▸ **INSTRUCTIONS TO FOLLOW**:
Scan the listing below for lines with the word "screenshot". Report how many there are, as a number alone.

Content starts

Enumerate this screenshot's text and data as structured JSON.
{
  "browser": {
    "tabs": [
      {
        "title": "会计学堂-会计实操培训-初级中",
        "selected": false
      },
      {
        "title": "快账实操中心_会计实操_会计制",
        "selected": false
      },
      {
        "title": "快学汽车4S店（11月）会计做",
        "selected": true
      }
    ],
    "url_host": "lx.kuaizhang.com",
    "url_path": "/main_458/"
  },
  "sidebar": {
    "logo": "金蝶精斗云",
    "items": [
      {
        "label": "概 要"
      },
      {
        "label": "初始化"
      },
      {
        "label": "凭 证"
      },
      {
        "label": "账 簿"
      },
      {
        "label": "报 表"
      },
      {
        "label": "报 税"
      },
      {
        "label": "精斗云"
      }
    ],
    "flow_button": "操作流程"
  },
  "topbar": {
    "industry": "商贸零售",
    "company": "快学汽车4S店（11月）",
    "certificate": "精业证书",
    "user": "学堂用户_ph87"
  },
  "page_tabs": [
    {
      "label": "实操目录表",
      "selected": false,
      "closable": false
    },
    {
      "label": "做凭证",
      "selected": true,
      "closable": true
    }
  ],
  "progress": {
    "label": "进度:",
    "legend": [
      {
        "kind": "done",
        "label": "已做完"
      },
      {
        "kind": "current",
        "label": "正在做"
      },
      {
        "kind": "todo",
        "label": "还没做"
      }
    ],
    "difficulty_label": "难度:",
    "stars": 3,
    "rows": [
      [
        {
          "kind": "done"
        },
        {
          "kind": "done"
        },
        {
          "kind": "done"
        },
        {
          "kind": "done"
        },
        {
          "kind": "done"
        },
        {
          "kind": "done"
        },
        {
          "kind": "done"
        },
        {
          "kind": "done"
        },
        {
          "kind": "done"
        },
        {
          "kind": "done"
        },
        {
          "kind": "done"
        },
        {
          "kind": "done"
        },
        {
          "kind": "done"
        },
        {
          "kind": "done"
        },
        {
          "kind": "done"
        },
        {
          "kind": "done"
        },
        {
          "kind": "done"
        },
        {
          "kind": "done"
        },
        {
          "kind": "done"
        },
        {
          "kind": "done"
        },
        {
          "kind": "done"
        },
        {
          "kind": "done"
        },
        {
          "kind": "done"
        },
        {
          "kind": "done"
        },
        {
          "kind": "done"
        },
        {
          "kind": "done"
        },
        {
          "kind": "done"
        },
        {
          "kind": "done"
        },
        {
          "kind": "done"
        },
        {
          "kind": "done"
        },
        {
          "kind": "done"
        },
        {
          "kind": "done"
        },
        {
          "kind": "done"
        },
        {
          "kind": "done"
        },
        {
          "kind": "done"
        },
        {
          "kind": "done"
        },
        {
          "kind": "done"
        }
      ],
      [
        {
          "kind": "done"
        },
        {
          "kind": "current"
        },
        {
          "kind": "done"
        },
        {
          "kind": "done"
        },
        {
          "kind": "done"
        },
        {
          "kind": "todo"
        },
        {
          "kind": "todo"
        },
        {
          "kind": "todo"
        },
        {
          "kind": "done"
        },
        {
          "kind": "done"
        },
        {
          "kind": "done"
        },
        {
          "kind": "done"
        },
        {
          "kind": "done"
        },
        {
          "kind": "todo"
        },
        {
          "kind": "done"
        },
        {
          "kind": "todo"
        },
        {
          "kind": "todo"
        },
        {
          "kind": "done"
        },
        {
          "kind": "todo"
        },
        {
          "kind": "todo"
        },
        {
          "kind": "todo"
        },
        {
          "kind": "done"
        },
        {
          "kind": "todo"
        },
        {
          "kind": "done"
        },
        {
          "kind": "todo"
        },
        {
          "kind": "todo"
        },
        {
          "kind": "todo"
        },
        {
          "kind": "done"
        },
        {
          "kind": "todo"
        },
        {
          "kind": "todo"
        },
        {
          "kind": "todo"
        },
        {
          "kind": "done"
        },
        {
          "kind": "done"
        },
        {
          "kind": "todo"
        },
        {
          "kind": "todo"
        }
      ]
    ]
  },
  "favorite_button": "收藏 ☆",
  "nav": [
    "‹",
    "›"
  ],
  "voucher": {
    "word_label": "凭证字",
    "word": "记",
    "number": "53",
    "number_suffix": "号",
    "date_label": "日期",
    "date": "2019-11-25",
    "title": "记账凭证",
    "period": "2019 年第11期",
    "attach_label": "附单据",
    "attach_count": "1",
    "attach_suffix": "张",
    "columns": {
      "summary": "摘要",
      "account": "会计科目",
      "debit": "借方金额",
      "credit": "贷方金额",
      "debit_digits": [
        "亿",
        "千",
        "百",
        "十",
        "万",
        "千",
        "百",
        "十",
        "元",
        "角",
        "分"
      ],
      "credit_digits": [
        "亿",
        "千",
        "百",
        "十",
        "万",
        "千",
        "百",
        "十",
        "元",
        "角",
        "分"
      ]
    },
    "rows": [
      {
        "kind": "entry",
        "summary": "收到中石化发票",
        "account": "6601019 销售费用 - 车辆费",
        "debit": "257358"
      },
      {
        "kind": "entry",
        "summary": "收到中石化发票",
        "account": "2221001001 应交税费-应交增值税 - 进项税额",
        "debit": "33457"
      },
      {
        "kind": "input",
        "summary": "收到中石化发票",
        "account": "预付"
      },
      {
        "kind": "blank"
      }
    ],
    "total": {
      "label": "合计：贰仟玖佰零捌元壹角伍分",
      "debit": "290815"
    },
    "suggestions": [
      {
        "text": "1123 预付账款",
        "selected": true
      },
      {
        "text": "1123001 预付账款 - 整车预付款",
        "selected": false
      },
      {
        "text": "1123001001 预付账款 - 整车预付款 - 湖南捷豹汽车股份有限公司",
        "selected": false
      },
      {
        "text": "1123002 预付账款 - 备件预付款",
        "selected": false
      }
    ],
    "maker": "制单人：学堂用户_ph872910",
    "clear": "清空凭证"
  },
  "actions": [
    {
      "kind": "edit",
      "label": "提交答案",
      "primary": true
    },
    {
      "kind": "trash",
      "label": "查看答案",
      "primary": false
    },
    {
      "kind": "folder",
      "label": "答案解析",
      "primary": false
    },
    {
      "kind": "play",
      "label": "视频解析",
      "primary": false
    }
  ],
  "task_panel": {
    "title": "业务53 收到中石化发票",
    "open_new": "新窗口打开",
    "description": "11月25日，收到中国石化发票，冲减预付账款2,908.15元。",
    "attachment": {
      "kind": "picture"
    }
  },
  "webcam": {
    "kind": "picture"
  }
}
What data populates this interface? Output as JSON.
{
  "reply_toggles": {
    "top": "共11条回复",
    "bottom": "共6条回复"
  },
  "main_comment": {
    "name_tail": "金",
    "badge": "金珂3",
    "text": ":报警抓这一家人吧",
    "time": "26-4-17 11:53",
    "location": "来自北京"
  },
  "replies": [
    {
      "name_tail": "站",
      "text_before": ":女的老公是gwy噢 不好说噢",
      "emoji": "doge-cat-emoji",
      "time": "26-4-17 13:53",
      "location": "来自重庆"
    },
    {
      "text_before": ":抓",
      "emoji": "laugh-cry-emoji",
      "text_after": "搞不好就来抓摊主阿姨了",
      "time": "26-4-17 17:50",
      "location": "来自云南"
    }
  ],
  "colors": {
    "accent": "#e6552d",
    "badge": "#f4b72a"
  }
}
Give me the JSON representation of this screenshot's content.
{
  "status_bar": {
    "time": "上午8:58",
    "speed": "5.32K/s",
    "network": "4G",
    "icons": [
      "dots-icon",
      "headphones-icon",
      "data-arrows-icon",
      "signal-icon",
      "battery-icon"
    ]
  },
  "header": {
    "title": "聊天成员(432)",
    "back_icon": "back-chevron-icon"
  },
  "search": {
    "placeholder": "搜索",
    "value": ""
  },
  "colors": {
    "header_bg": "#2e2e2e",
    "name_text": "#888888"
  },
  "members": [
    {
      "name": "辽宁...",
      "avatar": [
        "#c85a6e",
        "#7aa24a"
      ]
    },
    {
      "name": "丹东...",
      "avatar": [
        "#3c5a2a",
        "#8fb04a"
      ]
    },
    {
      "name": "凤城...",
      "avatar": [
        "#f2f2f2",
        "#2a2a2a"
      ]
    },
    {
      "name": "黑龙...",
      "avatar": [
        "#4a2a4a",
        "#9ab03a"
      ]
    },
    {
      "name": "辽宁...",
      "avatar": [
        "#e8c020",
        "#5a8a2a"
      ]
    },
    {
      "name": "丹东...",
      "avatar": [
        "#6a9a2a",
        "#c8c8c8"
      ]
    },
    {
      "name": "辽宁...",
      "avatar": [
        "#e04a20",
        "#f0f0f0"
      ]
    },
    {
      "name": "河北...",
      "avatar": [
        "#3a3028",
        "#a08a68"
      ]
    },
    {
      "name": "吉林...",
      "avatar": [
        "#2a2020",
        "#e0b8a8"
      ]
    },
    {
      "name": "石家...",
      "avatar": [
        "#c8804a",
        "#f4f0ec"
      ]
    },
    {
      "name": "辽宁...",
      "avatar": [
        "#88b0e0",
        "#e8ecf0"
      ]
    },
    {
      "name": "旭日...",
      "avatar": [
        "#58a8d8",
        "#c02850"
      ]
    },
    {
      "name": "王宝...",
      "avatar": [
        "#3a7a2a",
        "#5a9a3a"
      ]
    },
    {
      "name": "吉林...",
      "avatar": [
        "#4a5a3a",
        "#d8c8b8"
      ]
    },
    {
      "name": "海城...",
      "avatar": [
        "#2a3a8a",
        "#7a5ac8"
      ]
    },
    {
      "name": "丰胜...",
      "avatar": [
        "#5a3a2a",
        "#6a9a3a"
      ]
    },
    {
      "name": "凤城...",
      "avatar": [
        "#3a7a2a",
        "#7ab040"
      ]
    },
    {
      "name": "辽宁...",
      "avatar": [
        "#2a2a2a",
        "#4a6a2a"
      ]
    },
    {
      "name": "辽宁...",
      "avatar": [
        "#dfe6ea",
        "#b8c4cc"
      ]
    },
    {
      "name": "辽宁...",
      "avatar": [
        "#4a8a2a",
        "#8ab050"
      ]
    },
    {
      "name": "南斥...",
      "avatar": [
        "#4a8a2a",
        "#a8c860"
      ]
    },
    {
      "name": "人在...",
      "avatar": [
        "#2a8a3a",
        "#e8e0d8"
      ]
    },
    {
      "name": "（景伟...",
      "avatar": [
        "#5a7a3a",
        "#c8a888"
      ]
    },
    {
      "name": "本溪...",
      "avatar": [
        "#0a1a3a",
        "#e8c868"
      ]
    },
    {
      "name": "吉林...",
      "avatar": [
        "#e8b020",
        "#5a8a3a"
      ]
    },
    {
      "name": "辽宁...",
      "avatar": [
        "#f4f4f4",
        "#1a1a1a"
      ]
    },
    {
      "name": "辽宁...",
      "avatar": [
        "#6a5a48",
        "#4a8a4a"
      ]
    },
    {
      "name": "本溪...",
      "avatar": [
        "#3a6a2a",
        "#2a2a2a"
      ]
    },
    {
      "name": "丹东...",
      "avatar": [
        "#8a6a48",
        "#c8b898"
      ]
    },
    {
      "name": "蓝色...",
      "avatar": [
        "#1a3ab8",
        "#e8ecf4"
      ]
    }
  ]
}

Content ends

▸ **RESPONSE**:
2